Of closed hearts & missed chances
Last weekend, I spent an afternoon with a friend who has been single for a while and inevitably the conversation turned to her love life. She is a member of an online dating site and she regularly goes on dates. (Great start.) She told me about this guy, who according to her, was ticking all the boxes. I was ecstatic and urged her to tell me more. “So,” I said, “when are you meeting him again?” She started fidgeting and explained she’d texted him and was waiting for his response. Three days had already passed and yet, no answer. She couldn’t understand why, as things had been going really well and there was obvious chemistry between them.
This was an all too common scenario in her dating world, so I asked her to show me her text message. After reading it, I couldn’t help but think that it was written rather dismissively and not very open-ended. He had no reason to respond to it. I told her how I felt it came across and she admitted she had been a bit dismissive during their dates, but ONLY – she said – to see if he was still interested and ONLY because she didn’t want to come across as desperate.
My friend is anything but desperate, I thought. No, the reason she was behaving this way was all down to having been hurt in the past. And I bet the poor guy felt exactly the same anxieties and worries she was feeling. He was probably just as afraid of being hurt. Why is it then, that we can’t overcome these hurdles and simply be honest and open with our feelings when we have met someone we like? Dating should be fun!
Is the fear of heartbreak so much more powerful than potentially losing the chance of finding a loving relationship? How can people find love again without opening their hearts, without taking a risk?
I find this problem rather frustrating, so I’m turning to you lovely readers to help me find answers. How do we overcome this perpetual cycle? What advice would you give to someone, perhaps a friend, in this situation?
We have to face our fears like we have nothing to loose. Some of us have to get to that point to cross that threshold. Those of us on the outside looking in feel much lighter than those having the experience… they have to have this experience of lack before they can embrace abundance. We can tell them how it is until we’re blue in the face, they have to have this experience to move forward.
Just because he’s compatible, doesn’t mean he’s the only one. We [most everyone] live from a place of lack… the opposite of abundance, and we have bought into this belief that there is only one compatible to each of us. This is an illusion, living in lack is what keeps us from winning the lottery. Boost your self-worth, make yourself your own best investment.

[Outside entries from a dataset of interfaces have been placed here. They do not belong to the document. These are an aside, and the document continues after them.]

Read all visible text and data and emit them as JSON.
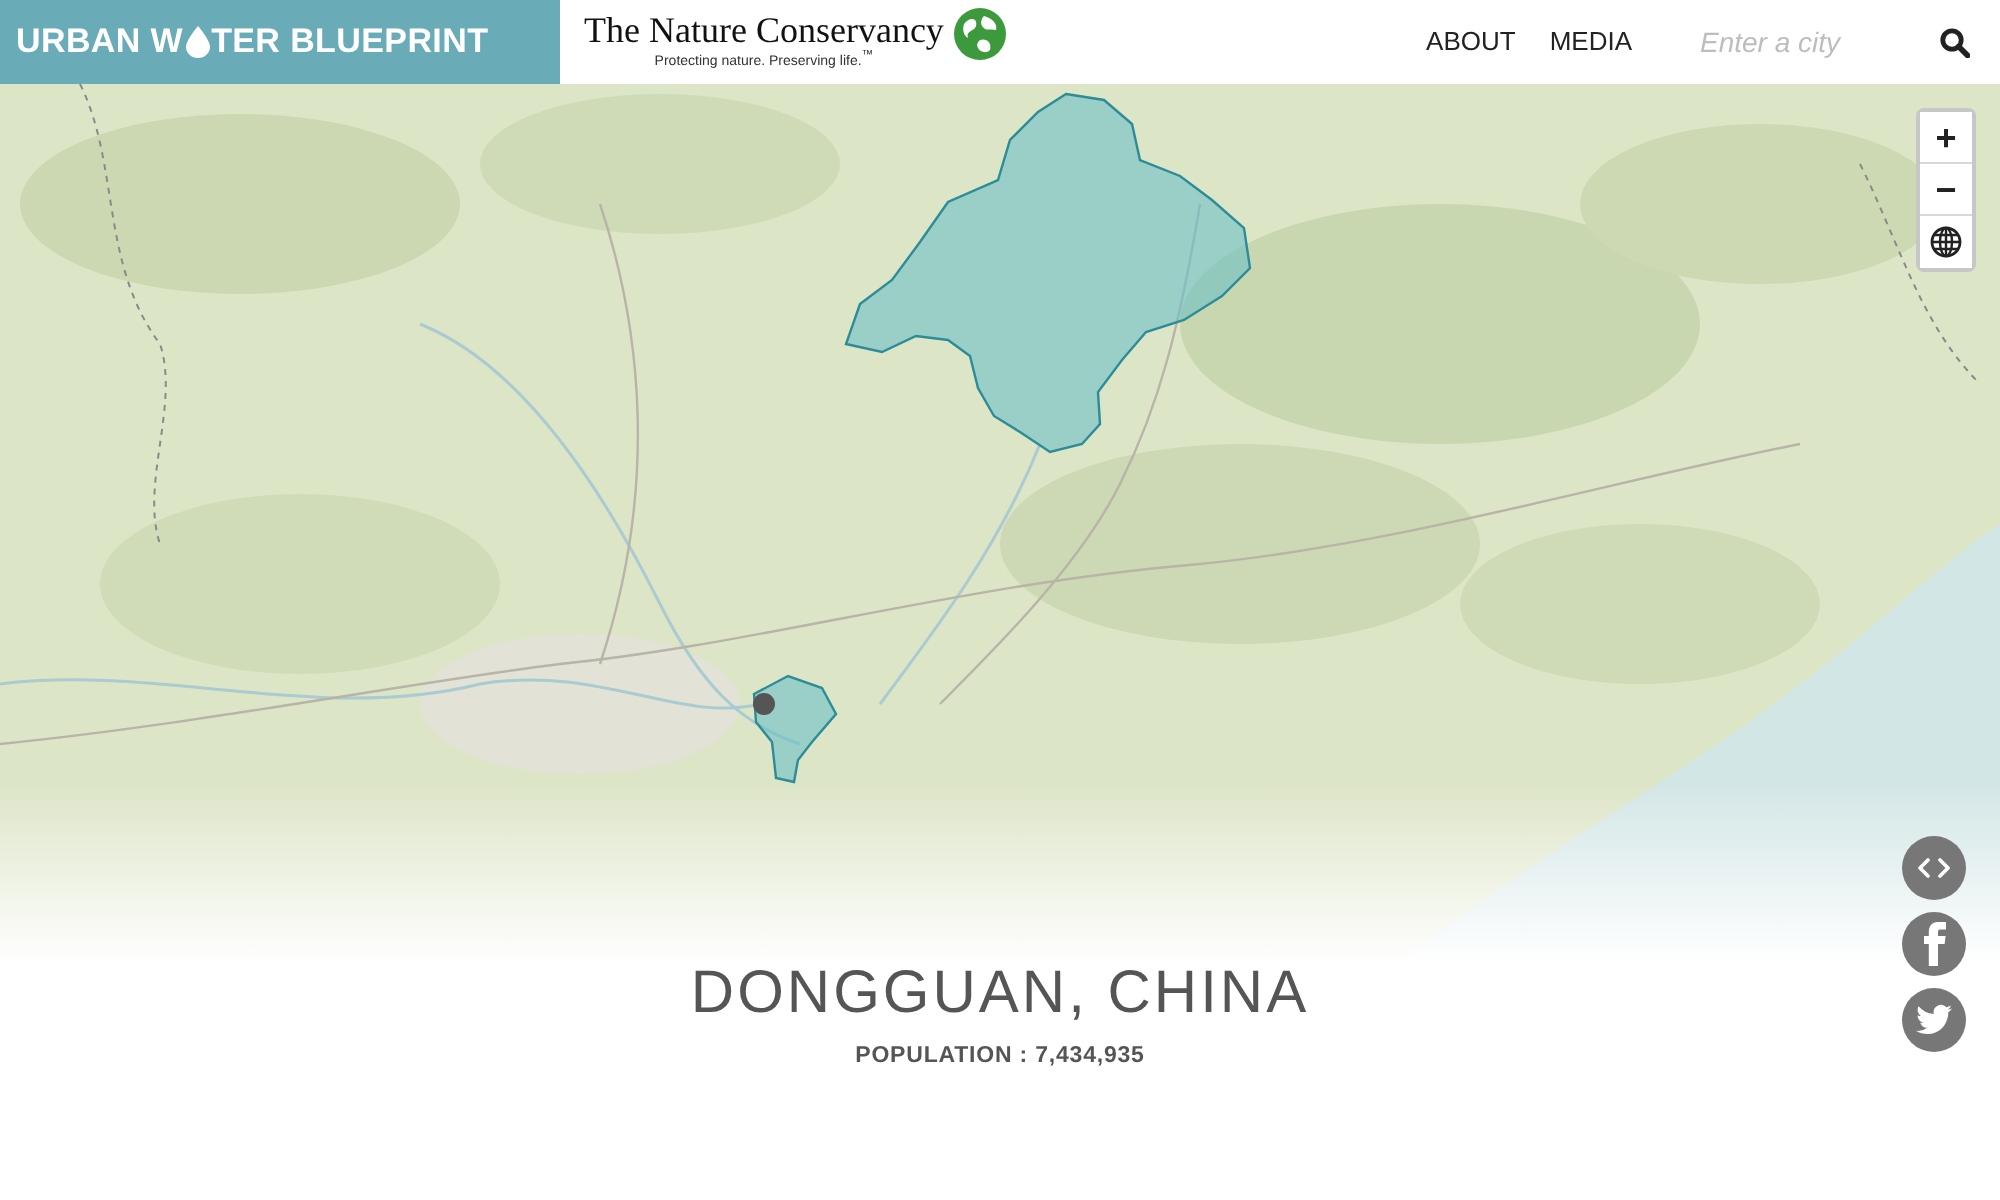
{
  "header": {
    "brand": {
      "title_before": "URBAN W",
      "title_after": "TER BLUEPRINT"
    },
    "partner": {
      "name": "The Nature Conservancy",
      "tagline": "Protecting nature. Preserving life.$^{™}$"
    },
    "nav": [
      {
        "label": "ABOUT"
      },
      {
        "label": "MEDIA"
      }
    ],
    "search": {
      "placeholder": "Enter a city"
    }
  },
  "map": {
    "zoom_controls": [
      {
        "kind": "zoom-in",
        "label": "+"
      },
      {
        "kind": "zoom-out",
        "label": "−"
      },
      {
        "kind": "basemap"
      }
    ],
    "share_buttons": [
      {
        "kind": "embed"
      },
      {
        "kind": "facebook"
      },
      {
        "kind": "twitter"
      }
    ]
  },
  "city": {
    "title": "DONGGUAN, CHINA",
    "population": "POPULATION : 7,434,935"
  }
}
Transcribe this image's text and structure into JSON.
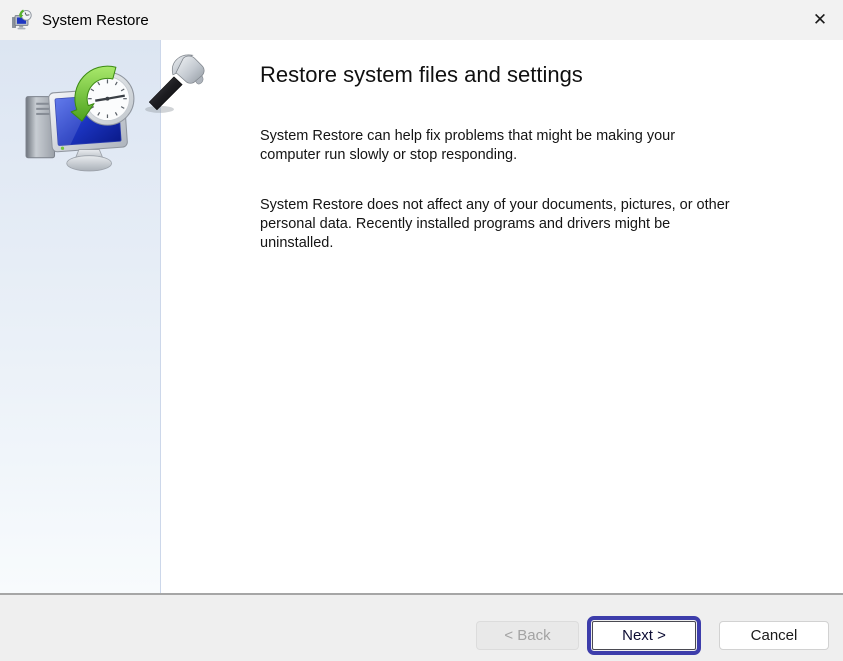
{
  "window": {
    "title": "System Restore",
    "close_glyph": "✕"
  },
  "content": {
    "heading": "Restore system files and settings",
    "paragraphs": [
      "System Restore can help fix problems that might be making your\ncomputer run slowly or stop responding.",
      "System Restore does not affect any of your documents, pictures, or other\npersonal data. Recently installed programs and drivers might be\nuninstalled."
    ]
  },
  "footer": {
    "back": "< Back",
    "next": "Next >",
    "cancel": "Cancel"
  },
  "icons": {
    "app_icon": "system-restore-computer-clock",
    "side_illustration": "computer-with-restore-clock",
    "decoration": "hammer"
  },
  "colors": {
    "titlebar_bg": "#f2f2f2",
    "sidebar_gradient_top": "#dce5f2",
    "sidebar_gradient_bottom": "#f8fbfd",
    "footer_bg": "#efefef",
    "footer_separator": "#a6a6a6",
    "focus_ring": "#3d3dab",
    "disabled_text": "#a3a3a3",
    "screen_blue": "#1b34c0",
    "arrow_green": "#4da21d"
  }
}
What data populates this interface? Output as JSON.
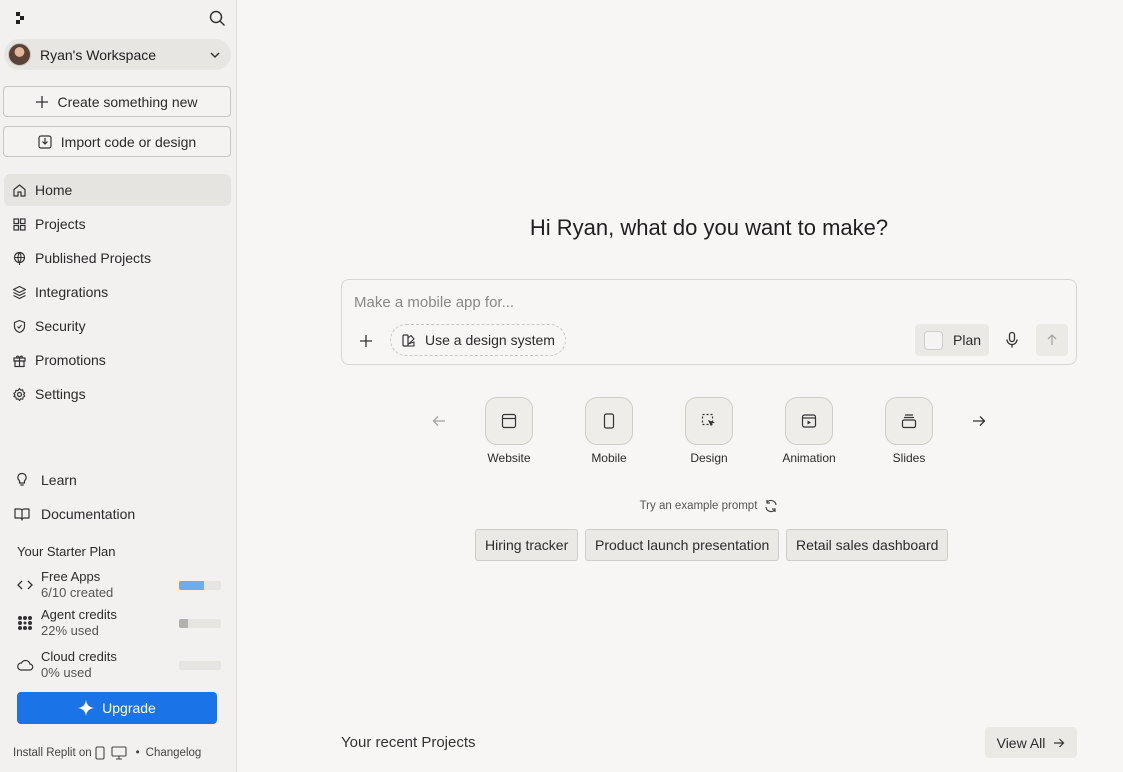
{
  "sidebar": {
    "workspace_name": "Ryan's Workspace",
    "create_label": "Create something new",
    "import_label": "Import code or design",
    "nav": [
      {
        "label": "Home",
        "icon": "home-icon"
      },
      {
        "label": "Projects",
        "icon": "grid-icon"
      },
      {
        "label": "Published Projects",
        "icon": "globe-icon"
      },
      {
        "label": "Integrations",
        "icon": "layers-icon"
      },
      {
        "label": "Security",
        "icon": "shield-icon"
      },
      {
        "label": "Promotions",
        "icon": "gift-icon"
      },
      {
        "label": "Settings",
        "icon": "gear-icon"
      }
    ],
    "learn_label": "Learn",
    "docs_label": "Documentation",
    "plan_title": "Your Starter Plan",
    "usage": [
      {
        "label": "Free Apps",
        "sub": "6/10 created",
        "fraction": 0.6,
        "color": "#6aaef0"
      },
      {
        "label": "Agent credits",
        "sub": "22% used",
        "fraction": 0.22,
        "color": "#b3b1ae"
      },
      {
        "label": "Cloud credits",
        "sub": "0% used",
        "fraction": 0.0,
        "color": "#b3b1ae"
      }
    ],
    "upgrade_label": "Upgrade",
    "install_label": "Install Replit on",
    "changelog_label": "Changelog"
  },
  "main": {
    "greeting": "Hi Ryan, what do you want to make?",
    "prompt_placeholder": "Make a mobile app for...",
    "design_system_label": "Use a design system",
    "plan_label": "Plan",
    "categories": [
      {
        "label": "Website",
        "icon": "browser-window-icon"
      },
      {
        "label": "Mobile",
        "icon": "phone-icon"
      },
      {
        "label": "Design",
        "icon": "select-cursor-icon"
      },
      {
        "label": "Animation",
        "icon": "play-frame-icon"
      },
      {
        "label": "Slides",
        "icon": "stacked-slides-icon"
      }
    ],
    "try_label": "Try an example prompt",
    "example_prompts": [
      "Hiring tracker",
      "Product launch presentation",
      "Retail sales dashboard"
    ],
    "recent_title": "Your recent Projects",
    "view_all_label": "View All"
  },
  "colors": {
    "accent": "#1b73e8",
    "background": "#f7f6f4",
    "sidebar": "#f2f1ef"
  }
}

My advice to you and everyone, he has 24 hours to respond after that keep moving [the slightest hint of resentment and you’ve slipped back into low self esteem]. Know who you are and what you desire, and you will know how to spot him.
And the last thing I will advise you: on the first date, in casual conversation in you sharing your story, ask him how he ended his last relationship, “and you will know what kind of relationship he is capable of giving”. Did he walk out without saying a word, was there a lot of resentment, or did he take the time to verbally express his gratitude in all that was shared? How any of us end our last relationship is a flag of what we are truly capable of.
Thanks for your response Christopher. Sound advice. 🙂
Good question. I don’t have any answers, but I think it can be really hard to see the person we are with as a completely new person. I think people (at least me!) tend to project others who have hurt them onto the new person, so they are guarded, scared and put up a front, etc. I think it helps when meeting new people to think of it as learning about someone, maybe making a new friend and, even if it’s not the person you’re going to end up with, you’re at least getting practice for future dates/relationships!
That’s very sensible and caring advice. Thank you My Nomad Life.
I’m very much like you. Once burned, twice as shy. I guess it’s having the understanding within yourself that others feel the same and are just as scared is the first step, the second is having the patience to let that person (and oneself) come out of their shell. Perhaps in a world of instant gratification, this is getting harder and harder to do and we put pressure on ourselves.
I agree with you on meeting people and keeping expectations down. Just because your date isn’t ‘The One’ doesn’t mean it wasn’t an opportunity to find a lovely person. 🙂